There is no soul.

David - Elkins Park, Pennsylvania
Entered on April 22, 2009

I believe there is no soul.

Alan went through life as normally as possible, until the moment his speech turned to nonsense. Excitedly, he opened his mouth, intending to say something. But what came out was a hesitant language so strange it sounded foreign, oddly peppered with English words. “Fuller pulled. The Kemper. Onto bead.” He stopped, confused, and looked down at his flaccid right arm. Then, he shook his head once to the right, eyebrow furrowed, and tried again. Alan was having a stroke. I was treating him for the blood clot starving and killing neurons.

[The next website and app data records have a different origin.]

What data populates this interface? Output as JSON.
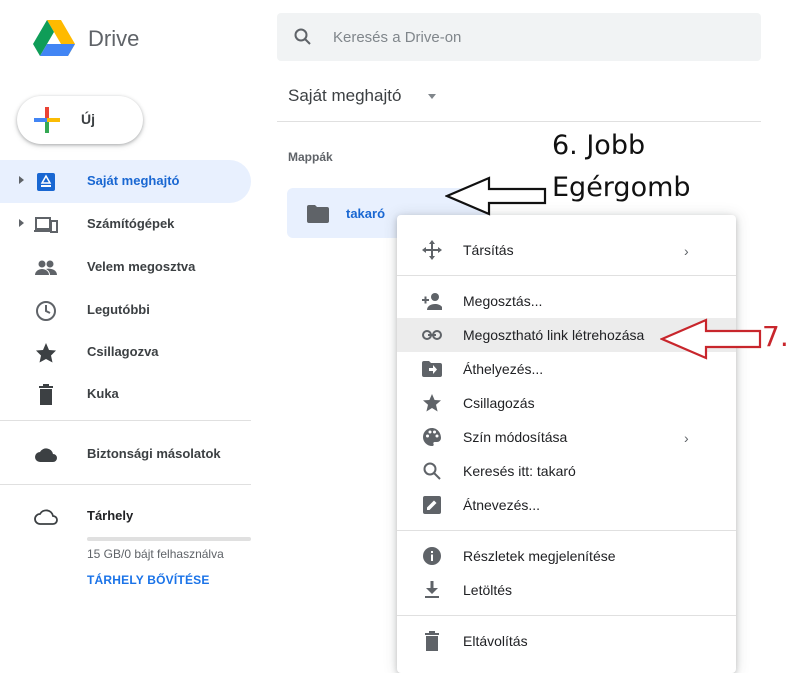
{
  "app": {
    "name": "Drive"
  },
  "search": {
    "placeholder": "Keresés a Drive-on"
  },
  "header": {
    "title": "Saját meghajtó"
  },
  "new_button": {
    "label": "Új"
  },
  "sidebar": {
    "items": [
      {
        "label": "Saját meghajtó",
        "icon": "drive-icon",
        "active": true
      },
      {
        "label": "Számítógépek",
        "icon": "computer-icon"
      },
      {
        "label": "Velem megosztva",
        "icon": "people-icon"
      },
      {
        "label": "Legutóbbi",
        "icon": "clock-icon"
      },
      {
        "label": "Csillagozva",
        "icon": "star-icon"
      },
      {
        "label": "Kuka",
        "icon": "trash-icon"
      },
      {
        "label": "Biztonsági másolatok",
        "icon": "cloud-icon"
      },
      {
        "label": "Tárhely",
        "icon": "cloud-outline-icon"
      }
    ],
    "storage": {
      "used_text": "15 GB/0 bájt felhasználva",
      "upgrade_label": "TÁRHELY BŐVÍTÉSE"
    }
  },
  "main": {
    "section_label": "Mappák",
    "folders": [
      {
        "name": "takaró"
      }
    ]
  },
  "context_menu": {
    "items": [
      {
        "label": "Társítás",
        "icon": "move-arrows-icon",
        "submenu": "›"
      },
      {
        "label": "Megosztás...",
        "icon": "add-person-icon"
      },
      {
        "label": "Megosztható link létrehozása",
        "icon": "link-icon",
        "highlighted": true
      },
      {
        "label": "Áthelyezés...",
        "icon": "folder-move-icon"
      },
      {
        "label": "Csillagozás",
        "icon": "star-icon"
      },
      {
        "label": "Szín módosítása",
        "icon": "palette-icon",
        "submenu": "›"
      },
      {
        "label": "Keresés itt: takaró",
        "icon": "search-icon"
      },
      {
        "label": "Átnevezés...",
        "icon": "edit-icon"
      },
      {
        "label": "Részletek megjelenítése",
        "icon": "info-icon"
      },
      {
        "label": "Letöltés",
        "icon": "download-icon"
      },
      {
        "label": "Eltávolítás",
        "icon": "trash-icon"
      }
    ]
  },
  "annotations": {
    "step6_line1": "6. Jobb",
    "step6_line2": "Egérgomb",
    "step7": "7."
  },
  "colors": {
    "accent": "#1967d2",
    "active_bg": "#e8f0fe",
    "annotation_red": "#c8262c"
  }
}
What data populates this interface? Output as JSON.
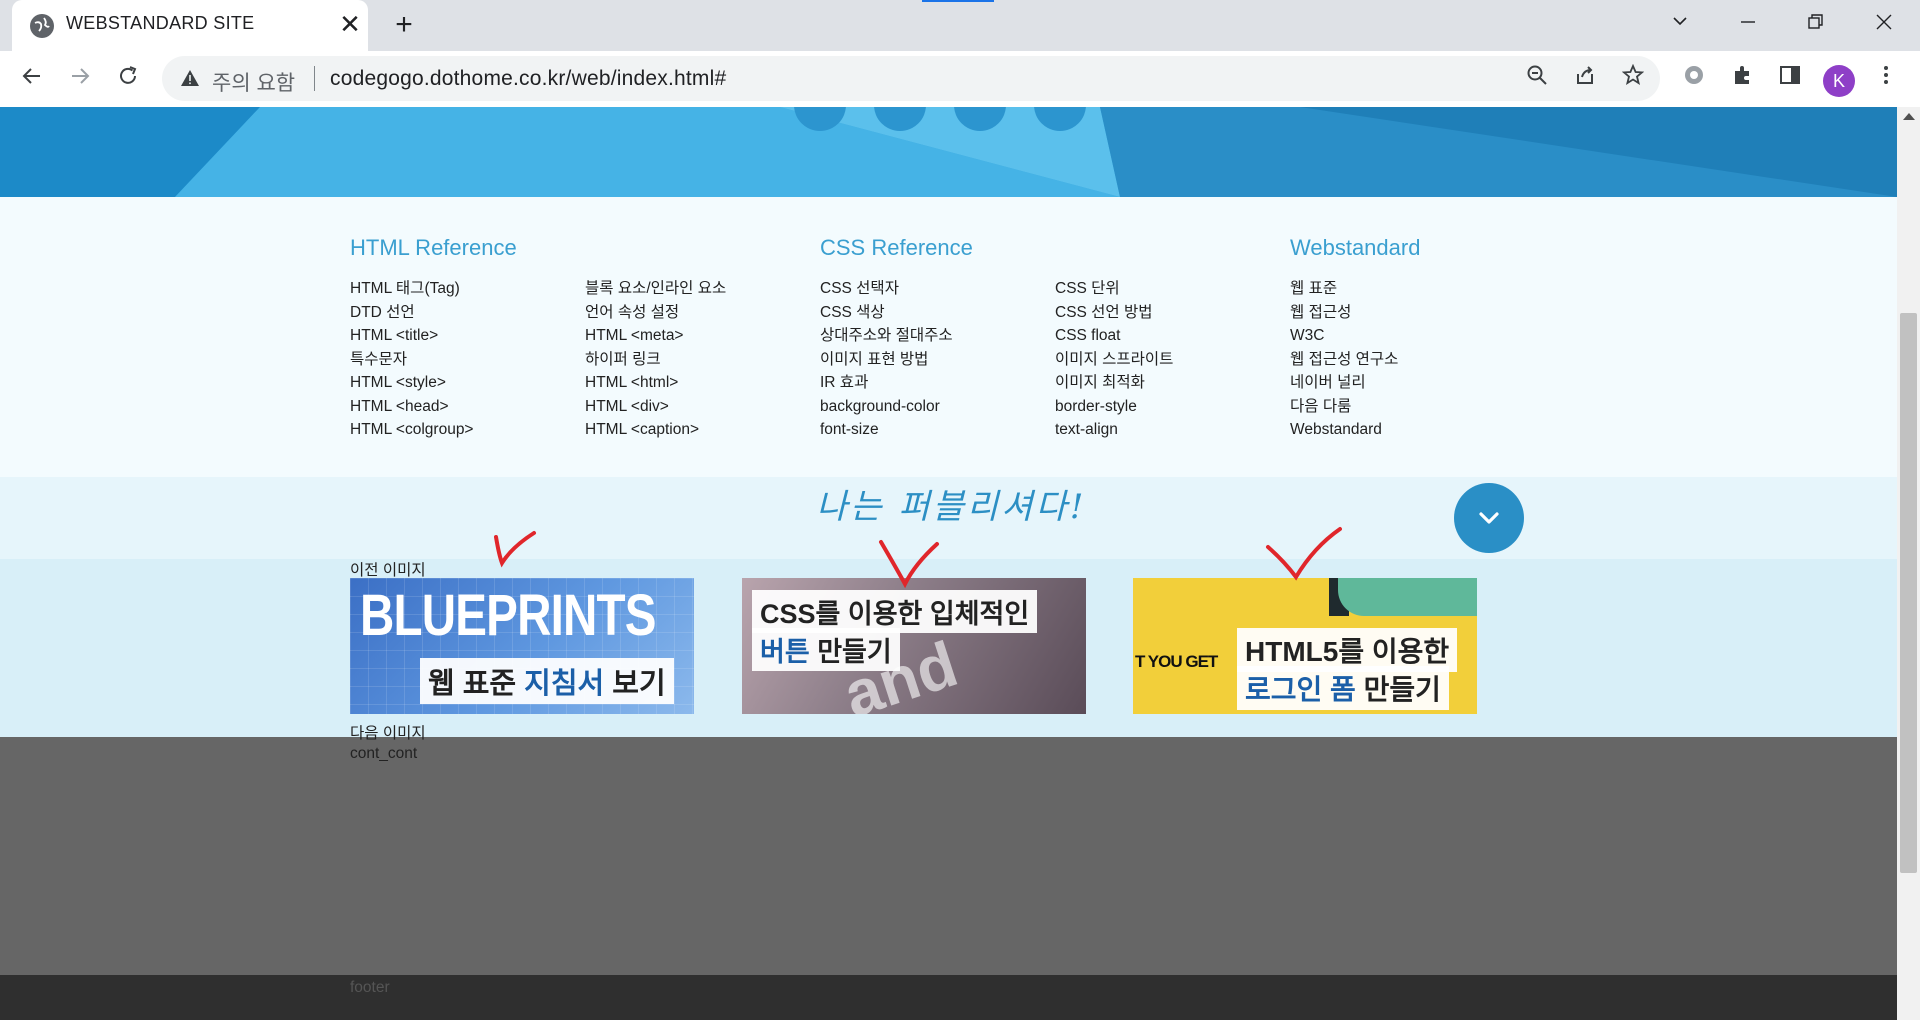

Why should the death of these neural networks result in Alan’s aphasia? Because that’s the way the world works: destroy a cause, destroy its effect. This is not only contingency. This is causation. A guitar causes notes, cut the strings and stop the music. That the brain causes the existence of the soul is a scientifically trivial viewpoint. Yet the implications are profound, for the belief entails that we do not survive the death of our brain. How could it be otherwise? A brain causes the thing we imagine as our soul, so brain destruction ends everything we hold as ourselves.

Science historically disabuses humans of our ignorance, which tends towards hubris: notions of exceptionalism and privilege from the natural world. But we are not the center of the universe. We were not willed into existence. Should we care to learn, our mental lives are not separated from the natural world: minds are complex but not special, not immaterial, not endless.

Nature applies herself equally to all processes: once begun they must also end. Before our conceptions, we did not have a brain to sustain our mental lives. And what was that experience like? We all know the answer! It was a dreamless, urgeless sleep. It was a cavernous nothing dug into a colorless void.

It was from this place, from this absence, that human life began and grew. From sleep came a period of awakening. A period only, existing for a time. Our covenant is this: this natural world gives us time, we perhaps give it meaning, and then we leave. We then exit into the same state from which we came – that dreamless void.

The period should be summed in decades before the inevitable tragedy. Time makes one measure. There are also our weights and velocities. But all velocity must come to an end, no matter how great the momentum. We are not exceptional, not endless.

A kite pulls against its string and seems almost free, for a while anyway, but every kite must also land. Our stings bind us so tightly to this world that there’s no stitch. There’s not even a string. Perhaps if we consider the unseen nothings which are so thoroughly nothing we can better know the middle. Knowing the truth, what is your velocity? And what are you going to do with it today?